======== Data excerpts
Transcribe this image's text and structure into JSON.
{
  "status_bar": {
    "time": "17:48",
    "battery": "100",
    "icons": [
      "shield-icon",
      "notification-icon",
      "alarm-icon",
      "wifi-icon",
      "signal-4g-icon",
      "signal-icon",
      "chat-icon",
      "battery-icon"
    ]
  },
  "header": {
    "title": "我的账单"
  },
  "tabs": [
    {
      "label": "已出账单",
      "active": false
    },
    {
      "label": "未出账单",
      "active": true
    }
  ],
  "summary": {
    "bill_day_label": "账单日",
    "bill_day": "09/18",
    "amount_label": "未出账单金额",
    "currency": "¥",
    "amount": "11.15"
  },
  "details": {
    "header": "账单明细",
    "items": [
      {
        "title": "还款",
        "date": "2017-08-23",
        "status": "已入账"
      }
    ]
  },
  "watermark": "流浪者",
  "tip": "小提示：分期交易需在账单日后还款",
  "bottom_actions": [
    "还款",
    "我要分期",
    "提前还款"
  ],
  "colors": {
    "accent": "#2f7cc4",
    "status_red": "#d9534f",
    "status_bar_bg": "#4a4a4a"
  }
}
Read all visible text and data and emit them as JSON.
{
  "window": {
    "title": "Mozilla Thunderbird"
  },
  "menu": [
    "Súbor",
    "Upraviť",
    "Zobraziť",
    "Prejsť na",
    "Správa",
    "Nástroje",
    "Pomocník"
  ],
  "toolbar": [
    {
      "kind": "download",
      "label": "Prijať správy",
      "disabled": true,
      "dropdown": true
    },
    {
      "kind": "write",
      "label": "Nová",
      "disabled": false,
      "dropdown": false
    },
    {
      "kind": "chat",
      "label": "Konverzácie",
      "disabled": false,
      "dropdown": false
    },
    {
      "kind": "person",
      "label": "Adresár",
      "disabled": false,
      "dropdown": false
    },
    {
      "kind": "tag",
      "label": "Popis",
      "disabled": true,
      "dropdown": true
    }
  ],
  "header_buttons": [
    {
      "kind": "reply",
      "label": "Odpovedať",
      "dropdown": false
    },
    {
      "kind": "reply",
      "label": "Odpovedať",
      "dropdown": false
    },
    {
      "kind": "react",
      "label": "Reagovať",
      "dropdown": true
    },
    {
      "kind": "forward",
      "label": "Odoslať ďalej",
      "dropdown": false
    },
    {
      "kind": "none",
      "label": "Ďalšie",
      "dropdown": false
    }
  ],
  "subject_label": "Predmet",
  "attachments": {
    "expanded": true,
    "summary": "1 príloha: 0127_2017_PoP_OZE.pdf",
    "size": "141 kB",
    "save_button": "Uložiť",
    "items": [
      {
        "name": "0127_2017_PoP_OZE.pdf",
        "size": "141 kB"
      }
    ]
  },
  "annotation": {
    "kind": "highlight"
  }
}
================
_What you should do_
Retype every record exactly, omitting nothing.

_Answer_
Transcribe this image's text and structure into JSON.
{
  "status_bar": {
    "time": "17:48",
    "battery": "100",
    "icons": [
      "shield-icon",
      "notification-icon",
      "alarm-icon",
      "wifi-icon",
      "signal-4g-icon",
      "signal-icon",
      "chat-icon",
      "battery-icon"
    ]
  },
  "header": {
    "title": "我的账单"
  },
  "tabs": [
    {
      "label": "已出账单",
      "active": false
    },
    {
      "label": "未出账单",
      "active": true
    }
  ],
  "summary": {
    "bill_day_label": "账单日",
    "bill_day": "09/18",
    "amount_label": "未出账单金额",
    "currency": "¥",
    "amount": "11.15"
  },
  "details": {
    "header": "账单明细",
    "items": [
      {
        "title": "还款",
        "date": "2017-08-23",
        "status": "已入账"
      }
    ]
  },
  "watermark": "流浪者",
  "tip": "小提示：分期交易需在账单日后还款",
  "bottom_actions": [
    "还款",
    "我要分期",
    "提前还款"
  ],
  "colors": {
    "accent": "#2f7cc4",
    "status_red": "#d9534f",
    "status_bar_bg": "#4a4a4a"
  }
}
Read all visible text and data and emit them as JSON.
{
  "window": {
    "title": "Mozilla Thunderbird"
  },
  "menu": [
    "Súbor",
    "Upraviť",
    "Zobraziť",
    "Prejsť na",
    "Správa",
    "Nástroje",
    "Pomocník"
  ],
  "toolbar": [
    {
      "kind": "download",
      "label": "Prijať správy",
      "disabled": true,
      "dropdown": true
    },
    {
      "kind": "write",
      "label": "Nová",
      "disabled": false,
      "dropdown": false
    },
    {
      "kind": "chat",
      "label": "Konverzácie",
      "disabled": false,
      "dropdown": false
    },
    {
      "kind": "person",
      "label": "Adresár",
      "disabled": false,
      "dropdown": false
    },
    {
      "kind": "tag",
      "label": "Popis",
      "disabled": true,
      "dropdown": true
    }
  ],
  "header_buttons": [
    {
      "kind": "reply",
      "label": "Odpovedať",
      "dropdown": false
    },
    {
      "kind": "reply",
      "label": "Odpovedať",
      "dropdown": false
    },
    {
      "kind": "react",
      "label": "Reagovať",
      "dropdown": true
    },
    {
      "kind": "forward",
      "label": "Odoslať ďalej",
      "dropdown": false
    },
    {
      "kind": "none",
      "label": "Ďalšie",
      "dropdown": false
    }
  ],
  "subject_label": "Predmet",
  "attachments": {
    "expanded": true,
    "summary": "1 príloha: 0127_2017_PoP_OZE.pdf",
    "size": "141 kB",
    "save_button": "Uložiť",
    "items": [
      {
        "name": "0127_2017_PoP_OZE.pdf",
        "size": "141 kB"
      }
    ]
  },
  "annotation": {
    "kind": "highlight"
  }
}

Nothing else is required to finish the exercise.